> DIRECTIONS: The answer should consist of each line from the data below that includes "北塩原村".

> RECORD EXCERPTS:
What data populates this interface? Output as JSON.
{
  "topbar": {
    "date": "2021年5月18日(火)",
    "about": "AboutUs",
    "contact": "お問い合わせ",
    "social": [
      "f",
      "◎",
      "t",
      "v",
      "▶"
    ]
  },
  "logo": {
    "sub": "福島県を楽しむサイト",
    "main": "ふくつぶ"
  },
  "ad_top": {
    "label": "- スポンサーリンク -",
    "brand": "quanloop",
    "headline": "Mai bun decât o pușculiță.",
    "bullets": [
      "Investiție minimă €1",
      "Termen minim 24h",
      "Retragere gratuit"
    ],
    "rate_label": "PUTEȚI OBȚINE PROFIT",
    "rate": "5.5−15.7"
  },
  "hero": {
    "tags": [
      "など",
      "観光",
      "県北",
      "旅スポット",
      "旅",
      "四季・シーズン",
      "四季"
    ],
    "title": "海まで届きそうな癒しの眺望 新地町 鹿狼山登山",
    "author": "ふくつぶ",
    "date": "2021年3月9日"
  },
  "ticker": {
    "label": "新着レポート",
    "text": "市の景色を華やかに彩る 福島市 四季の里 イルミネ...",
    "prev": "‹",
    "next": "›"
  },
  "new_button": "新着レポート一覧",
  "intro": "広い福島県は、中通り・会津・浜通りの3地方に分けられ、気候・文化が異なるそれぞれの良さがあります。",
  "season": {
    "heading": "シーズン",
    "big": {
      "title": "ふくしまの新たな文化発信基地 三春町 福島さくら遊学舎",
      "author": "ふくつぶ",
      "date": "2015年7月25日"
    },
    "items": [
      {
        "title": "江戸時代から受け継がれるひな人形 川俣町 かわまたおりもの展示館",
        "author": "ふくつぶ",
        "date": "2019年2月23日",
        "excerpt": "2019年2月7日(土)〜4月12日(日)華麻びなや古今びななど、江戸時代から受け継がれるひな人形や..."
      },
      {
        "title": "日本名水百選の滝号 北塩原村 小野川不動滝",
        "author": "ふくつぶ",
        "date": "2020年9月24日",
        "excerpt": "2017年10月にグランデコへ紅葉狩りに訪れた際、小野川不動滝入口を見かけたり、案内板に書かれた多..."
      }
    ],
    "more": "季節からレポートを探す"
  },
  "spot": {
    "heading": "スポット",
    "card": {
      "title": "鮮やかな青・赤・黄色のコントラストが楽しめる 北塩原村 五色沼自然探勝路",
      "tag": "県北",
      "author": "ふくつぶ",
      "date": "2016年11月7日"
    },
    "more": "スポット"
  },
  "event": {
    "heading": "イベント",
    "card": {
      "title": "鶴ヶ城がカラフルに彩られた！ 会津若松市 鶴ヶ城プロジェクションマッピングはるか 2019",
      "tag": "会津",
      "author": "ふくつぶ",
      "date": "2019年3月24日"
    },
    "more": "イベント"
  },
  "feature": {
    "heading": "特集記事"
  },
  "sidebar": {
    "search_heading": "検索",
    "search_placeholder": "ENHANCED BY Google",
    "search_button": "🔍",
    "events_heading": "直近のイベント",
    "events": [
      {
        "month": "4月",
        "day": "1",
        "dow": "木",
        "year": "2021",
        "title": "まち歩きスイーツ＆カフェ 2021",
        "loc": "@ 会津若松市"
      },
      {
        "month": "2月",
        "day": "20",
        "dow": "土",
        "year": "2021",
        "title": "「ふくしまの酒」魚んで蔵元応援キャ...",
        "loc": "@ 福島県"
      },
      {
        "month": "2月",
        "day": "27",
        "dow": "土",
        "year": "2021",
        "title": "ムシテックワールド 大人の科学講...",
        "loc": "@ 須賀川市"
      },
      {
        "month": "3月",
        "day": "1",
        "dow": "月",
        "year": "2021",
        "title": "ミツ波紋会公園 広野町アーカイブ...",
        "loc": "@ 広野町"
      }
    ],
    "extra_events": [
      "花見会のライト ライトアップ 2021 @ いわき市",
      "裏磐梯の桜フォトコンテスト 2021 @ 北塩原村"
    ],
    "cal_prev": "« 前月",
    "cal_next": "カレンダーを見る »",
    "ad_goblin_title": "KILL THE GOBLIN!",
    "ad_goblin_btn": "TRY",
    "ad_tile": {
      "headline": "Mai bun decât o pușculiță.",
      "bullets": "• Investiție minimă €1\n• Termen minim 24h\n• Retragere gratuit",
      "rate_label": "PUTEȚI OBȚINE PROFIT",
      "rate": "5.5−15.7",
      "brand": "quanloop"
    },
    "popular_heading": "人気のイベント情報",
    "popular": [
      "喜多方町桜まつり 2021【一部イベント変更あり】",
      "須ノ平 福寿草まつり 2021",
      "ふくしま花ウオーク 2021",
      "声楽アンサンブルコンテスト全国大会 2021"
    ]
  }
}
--
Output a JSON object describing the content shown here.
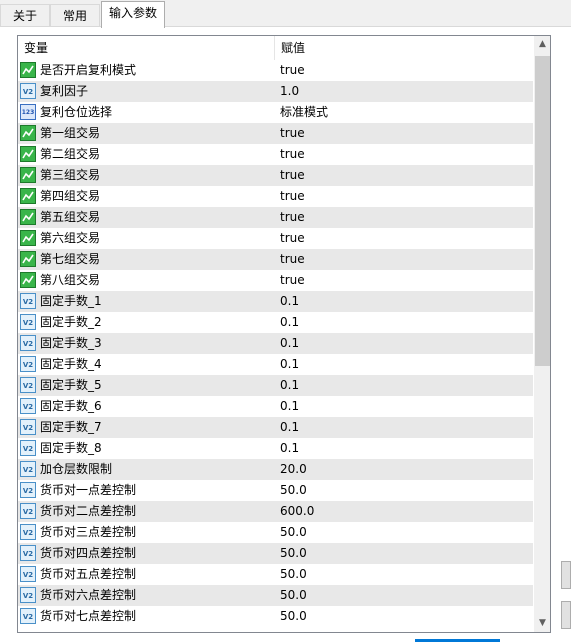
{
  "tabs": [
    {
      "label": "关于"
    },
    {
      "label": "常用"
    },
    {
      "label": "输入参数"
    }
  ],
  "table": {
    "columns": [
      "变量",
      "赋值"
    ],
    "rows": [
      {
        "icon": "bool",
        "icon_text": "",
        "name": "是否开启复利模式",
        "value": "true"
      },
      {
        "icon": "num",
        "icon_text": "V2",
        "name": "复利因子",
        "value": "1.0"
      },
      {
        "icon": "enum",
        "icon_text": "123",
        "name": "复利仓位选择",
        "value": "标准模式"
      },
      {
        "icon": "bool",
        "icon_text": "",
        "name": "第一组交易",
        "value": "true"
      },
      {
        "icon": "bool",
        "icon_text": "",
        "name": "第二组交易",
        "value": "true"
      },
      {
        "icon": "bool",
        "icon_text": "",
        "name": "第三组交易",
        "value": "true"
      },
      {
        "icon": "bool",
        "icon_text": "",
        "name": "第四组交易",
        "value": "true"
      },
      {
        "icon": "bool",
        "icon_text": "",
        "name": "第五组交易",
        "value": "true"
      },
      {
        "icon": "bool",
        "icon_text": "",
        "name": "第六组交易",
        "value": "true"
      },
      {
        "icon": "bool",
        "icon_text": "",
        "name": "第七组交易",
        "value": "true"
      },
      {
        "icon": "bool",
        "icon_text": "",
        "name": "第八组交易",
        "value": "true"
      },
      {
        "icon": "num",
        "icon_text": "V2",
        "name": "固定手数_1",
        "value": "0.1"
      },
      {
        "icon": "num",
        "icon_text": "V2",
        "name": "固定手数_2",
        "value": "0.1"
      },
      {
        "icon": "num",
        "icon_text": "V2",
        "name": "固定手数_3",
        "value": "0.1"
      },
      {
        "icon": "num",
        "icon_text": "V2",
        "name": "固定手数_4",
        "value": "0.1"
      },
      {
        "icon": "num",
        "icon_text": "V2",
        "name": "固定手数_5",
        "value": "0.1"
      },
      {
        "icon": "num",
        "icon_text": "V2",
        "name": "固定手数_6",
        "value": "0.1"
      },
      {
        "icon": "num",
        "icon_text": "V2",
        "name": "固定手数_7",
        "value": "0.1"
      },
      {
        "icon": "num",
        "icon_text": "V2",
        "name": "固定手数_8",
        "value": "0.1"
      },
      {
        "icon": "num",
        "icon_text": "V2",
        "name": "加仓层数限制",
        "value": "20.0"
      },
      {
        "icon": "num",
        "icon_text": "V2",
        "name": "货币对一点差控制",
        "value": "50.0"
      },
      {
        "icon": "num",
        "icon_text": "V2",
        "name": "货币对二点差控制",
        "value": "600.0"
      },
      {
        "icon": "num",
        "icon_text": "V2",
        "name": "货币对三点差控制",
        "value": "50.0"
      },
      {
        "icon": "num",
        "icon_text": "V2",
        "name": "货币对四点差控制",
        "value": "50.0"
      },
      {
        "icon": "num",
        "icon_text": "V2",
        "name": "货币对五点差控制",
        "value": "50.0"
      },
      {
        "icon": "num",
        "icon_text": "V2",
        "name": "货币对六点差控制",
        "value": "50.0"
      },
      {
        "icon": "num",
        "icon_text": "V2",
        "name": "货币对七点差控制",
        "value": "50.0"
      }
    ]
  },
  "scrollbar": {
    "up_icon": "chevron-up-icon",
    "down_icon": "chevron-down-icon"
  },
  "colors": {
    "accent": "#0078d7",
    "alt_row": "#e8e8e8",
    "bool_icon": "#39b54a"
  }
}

> TASK ANSWER:
        "title": "日本名水百選の滝号 北塩原村 小野川不動滝",
      "title": "鮮やかな青・赤・黄色のコントラストが楽しめる 北塩原村 五色沼自然探勝路",
      "裏磐梯の桜フォトコンテスト 2021 @ 北塩原村"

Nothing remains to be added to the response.